● Work order
Filter the records below for the word "arrow". Copy each line that holds it.

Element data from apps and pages
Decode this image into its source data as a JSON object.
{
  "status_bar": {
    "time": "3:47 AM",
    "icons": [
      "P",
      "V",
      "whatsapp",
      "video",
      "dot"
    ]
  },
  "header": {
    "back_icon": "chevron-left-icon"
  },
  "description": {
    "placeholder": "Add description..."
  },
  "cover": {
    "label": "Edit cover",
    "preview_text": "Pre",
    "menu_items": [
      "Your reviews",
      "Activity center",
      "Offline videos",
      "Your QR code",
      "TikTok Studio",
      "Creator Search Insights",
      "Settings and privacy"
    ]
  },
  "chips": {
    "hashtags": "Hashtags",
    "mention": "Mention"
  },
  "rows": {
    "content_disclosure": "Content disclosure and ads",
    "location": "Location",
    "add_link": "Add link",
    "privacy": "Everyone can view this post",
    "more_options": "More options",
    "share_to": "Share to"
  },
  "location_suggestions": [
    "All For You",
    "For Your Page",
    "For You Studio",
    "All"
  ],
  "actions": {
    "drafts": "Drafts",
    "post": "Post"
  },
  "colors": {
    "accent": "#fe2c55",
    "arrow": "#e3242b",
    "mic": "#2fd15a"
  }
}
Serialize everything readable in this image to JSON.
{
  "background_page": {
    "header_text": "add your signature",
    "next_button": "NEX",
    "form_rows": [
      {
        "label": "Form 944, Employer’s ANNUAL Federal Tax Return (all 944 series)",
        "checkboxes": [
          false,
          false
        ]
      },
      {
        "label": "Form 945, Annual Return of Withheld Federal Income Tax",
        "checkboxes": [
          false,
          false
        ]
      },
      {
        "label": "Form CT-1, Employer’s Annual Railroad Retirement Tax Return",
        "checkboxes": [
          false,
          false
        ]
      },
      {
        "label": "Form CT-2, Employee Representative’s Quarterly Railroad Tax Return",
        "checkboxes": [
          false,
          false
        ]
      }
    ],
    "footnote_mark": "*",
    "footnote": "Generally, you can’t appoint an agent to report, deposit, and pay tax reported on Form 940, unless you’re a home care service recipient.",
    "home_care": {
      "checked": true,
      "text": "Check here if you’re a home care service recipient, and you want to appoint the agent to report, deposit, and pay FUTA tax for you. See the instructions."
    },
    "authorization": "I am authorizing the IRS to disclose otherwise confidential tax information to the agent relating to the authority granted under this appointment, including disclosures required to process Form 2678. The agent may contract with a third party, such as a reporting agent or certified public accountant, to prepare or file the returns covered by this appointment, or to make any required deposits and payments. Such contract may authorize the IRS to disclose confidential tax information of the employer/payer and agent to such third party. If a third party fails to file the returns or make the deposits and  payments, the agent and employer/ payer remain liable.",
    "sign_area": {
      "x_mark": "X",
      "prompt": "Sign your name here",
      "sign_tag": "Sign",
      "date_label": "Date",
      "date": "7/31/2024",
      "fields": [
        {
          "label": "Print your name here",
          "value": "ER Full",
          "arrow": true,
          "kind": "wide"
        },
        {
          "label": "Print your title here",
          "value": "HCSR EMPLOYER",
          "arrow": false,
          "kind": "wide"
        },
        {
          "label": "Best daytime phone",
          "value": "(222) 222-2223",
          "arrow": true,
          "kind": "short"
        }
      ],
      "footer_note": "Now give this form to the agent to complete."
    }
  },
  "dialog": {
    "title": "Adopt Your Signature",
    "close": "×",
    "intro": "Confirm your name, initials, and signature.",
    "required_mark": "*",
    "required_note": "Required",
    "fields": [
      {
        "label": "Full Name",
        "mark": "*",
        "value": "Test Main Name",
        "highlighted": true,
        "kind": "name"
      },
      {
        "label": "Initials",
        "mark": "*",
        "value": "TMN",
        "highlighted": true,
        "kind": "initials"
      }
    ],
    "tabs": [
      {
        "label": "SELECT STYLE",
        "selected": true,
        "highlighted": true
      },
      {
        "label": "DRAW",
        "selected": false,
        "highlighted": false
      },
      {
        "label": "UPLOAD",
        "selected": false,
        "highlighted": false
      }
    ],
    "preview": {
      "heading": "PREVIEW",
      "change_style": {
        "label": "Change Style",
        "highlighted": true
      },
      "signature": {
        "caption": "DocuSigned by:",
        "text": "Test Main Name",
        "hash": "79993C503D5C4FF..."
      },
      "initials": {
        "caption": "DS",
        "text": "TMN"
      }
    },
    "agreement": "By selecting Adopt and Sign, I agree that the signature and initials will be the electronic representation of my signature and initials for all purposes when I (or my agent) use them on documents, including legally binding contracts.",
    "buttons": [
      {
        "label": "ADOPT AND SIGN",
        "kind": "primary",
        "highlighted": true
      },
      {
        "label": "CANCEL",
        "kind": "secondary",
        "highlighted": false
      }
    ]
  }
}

● Exercise output
    "arrow": "#e3242b",
          "arrow": true,
          "arrow": false,
          "arrow": true,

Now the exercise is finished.